Again, Jim started it, and a few of my other friends followed suit.
This is supposedly a more in-depth evaluation of one’s political leanings, although I have a problem with how a number of questions were worded. Just as that other test, it seems to ignore some of the key political areas (crime? foreign policy?) – but, maybe, those cannot be fitted into such study.
In any case, I certainly like this outcome better, even though it is essentially the same verdict – “moderate libertarian” (but it does call me an “economic conservative”, which is how I always viewed myself).
| You are a
You are best described as a:
Link: The Politics Test
Explanation Of Results
We wanted to get beyond the two catch-alls of American politics, the Democratic and Republican parties, and see where people actually stand. Parties can bring together people with marginally differing values and make collective action easier. But party platforms can misrepresent their constituents, and blind loyalty to a party can convince individuals to harbor inconsistent views.
The goal of this test was to exactly classify your personal politics, without the traditional labels. We avoided the edgy party issues and focused on fundamental values. Your score is a measure of what you believe in, economically and socially.

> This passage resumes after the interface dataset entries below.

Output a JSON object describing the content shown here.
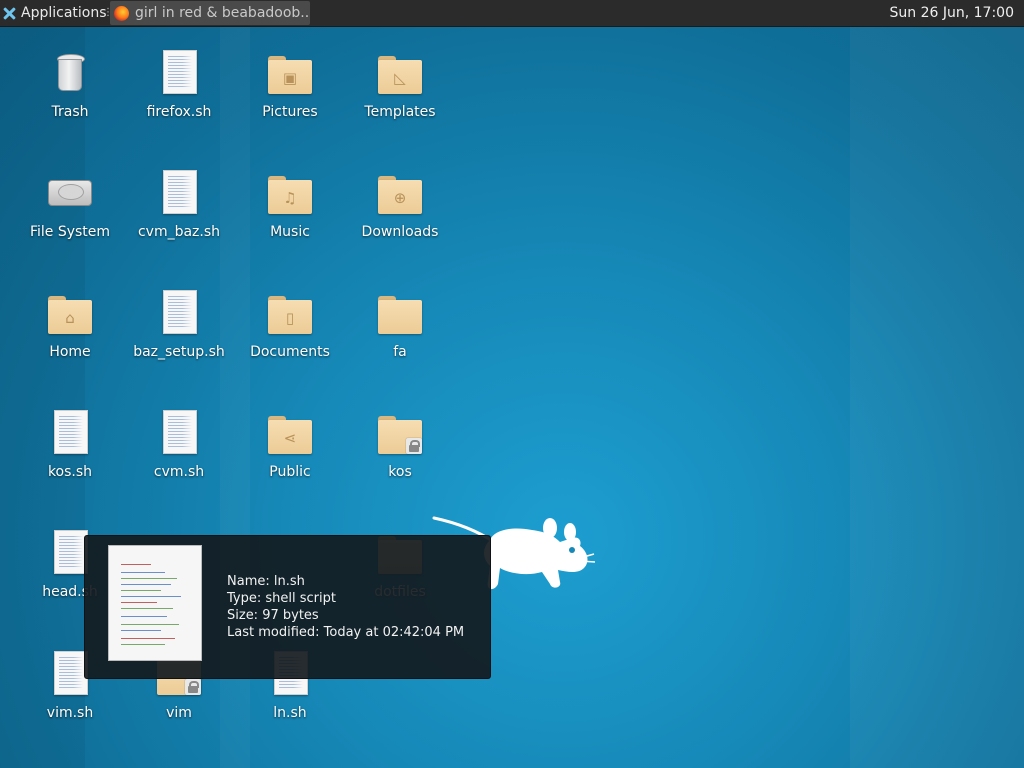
{
  "panel": {
    "applications_label": "Applications",
    "task_title": "girl in red & beabadoob...",
    "clock": "Sun 26 Jun, 17:00"
  },
  "desktop_icons": [
    {
      "label": "Trash",
      "icon": "trash-icon"
    },
    {
      "label": "firefox.sh",
      "icon": "shell-script-icon"
    },
    {
      "label": "Pictures",
      "icon": "folder-pictures-icon"
    },
    {
      "label": "Templates",
      "icon": "folder-templates-icon"
    },
    {
      "label": "File System",
      "icon": "drive-icon"
    },
    {
      "label": "cvm_baz.sh",
      "icon": "shell-script-icon"
    },
    {
      "label": "Music",
      "icon": "folder-music-icon"
    },
    {
      "label": "Downloads",
      "icon": "folder-downloads-icon"
    },
    {
      "label": "Home",
      "icon": "folder-home-icon"
    },
    {
      "label": "baz_setup.sh",
      "icon": "shell-script-icon"
    },
    {
      "label": "Documents",
      "icon": "folder-documents-icon"
    },
    {
      "label": "fa",
      "icon": "folder-icon"
    },
    {
      "label": "kos.sh",
      "icon": "shell-script-icon"
    },
    {
      "label": "cvm.sh",
      "icon": "shell-script-icon"
    },
    {
      "label": "Public",
      "icon": "folder-public-icon"
    },
    {
      "label": "kos",
      "icon": "folder-locked-icon"
    },
    {
      "label": "head.sh",
      "icon": "shell-script-icon"
    },
    {
      "label": "dotfiles",
      "icon": "folder-icon"
    },
    {
      "label": "vim.sh",
      "icon": "shell-script-icon"
    },
    {
      "label": "vim",
      "icon": "folder-locked-icon"
    },
    {
      "label": "ln.sh",
      "icon": "shell-script-icon"
    }
  ],
  "tooltip": {
    "name": "Name: ln.sh",
    "type": "Type: shell script",
    "size": "Size: 97 bytes",
    "modified": "Last modified: Today at 02:42:04 PM"
  },
  "colors": {
    "panel_bg": "#2b2b2b",
    "wallpaper": "#1689b8",
    "folder": "#eccc96"
  }
}
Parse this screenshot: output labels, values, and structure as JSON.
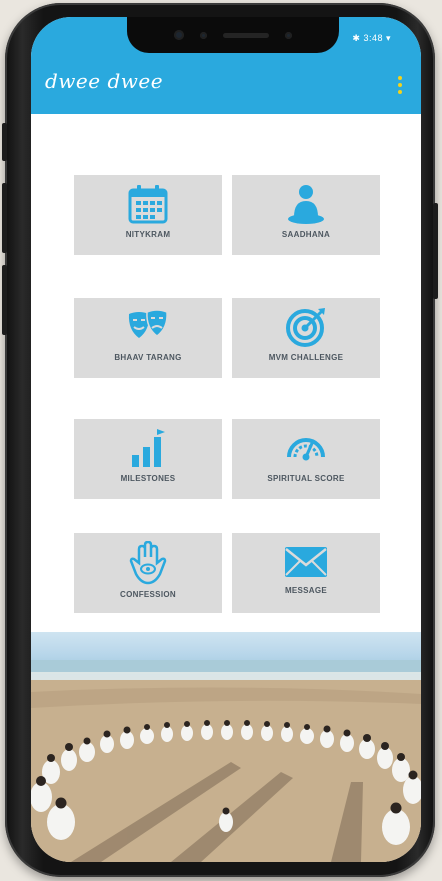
{
  "statusbar": {
    "text": "✱ 3:48 ▾"
  },
  "app": {
    "title": "dwee dwee"
  },
  "tiles": [
    {
      "label": "NITYKRAM",
      "icon": "calendar-icon"
    },
    {
      "label": "SAADHANA",
      "icon": "meditation-icon"
    },
    {
      "label": "BHAAV TARANG",
      "icon": "theatre-masks-icon"
    },
    {
      "label": "MVM CHALLENGE",
      "icon": "target-icon"
    },
    {
      "label": "MILESTONES",
      "icon": "bar-chart-icon"
    },
    {
      "label": "SPIRITUAL SCORE",
      "icon": "gauge-icon"
    },
    {
      "label": "CONFESSION",
      "icon": "hamsa-icon"
    },
    {
      "label": "MESSAGE",
      "icon": "envelope-icon"
    }
  ],
  "colors": {
    "appbar": "#2aa9de",
    "icon": "#2aa9de",
    "tile": "#dbdbdb",
    "kebab": "#f5d21a"
  }
}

Higher permissiveness, on either axis, indicates a “live and let live” philosophy. Of course, we’re almost conditioned in America, “Land of the Free”, to think positively of such a philosophy. But practically speaking, permissiveness (or its opposite, regulation) can create any number of outcomes:
For example, on the economic axis, a highly permissive system, like the American system of the early 1900s, might mean things like low taxes and increased scientific innovation. It might also result, as it did back then, in unrestricted child labor and millions of poor people with black lung.

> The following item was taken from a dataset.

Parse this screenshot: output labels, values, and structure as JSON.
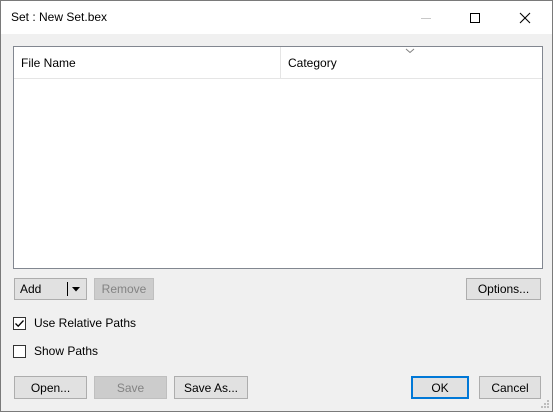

At the other end of the economic spectrum, a highly regulated system might conserve the environment, establish national health care, and eliminate poverty. But as we’ve learned from the Soviet system, extreme regulation can also lead to stagnation, sameness, and unhappiness.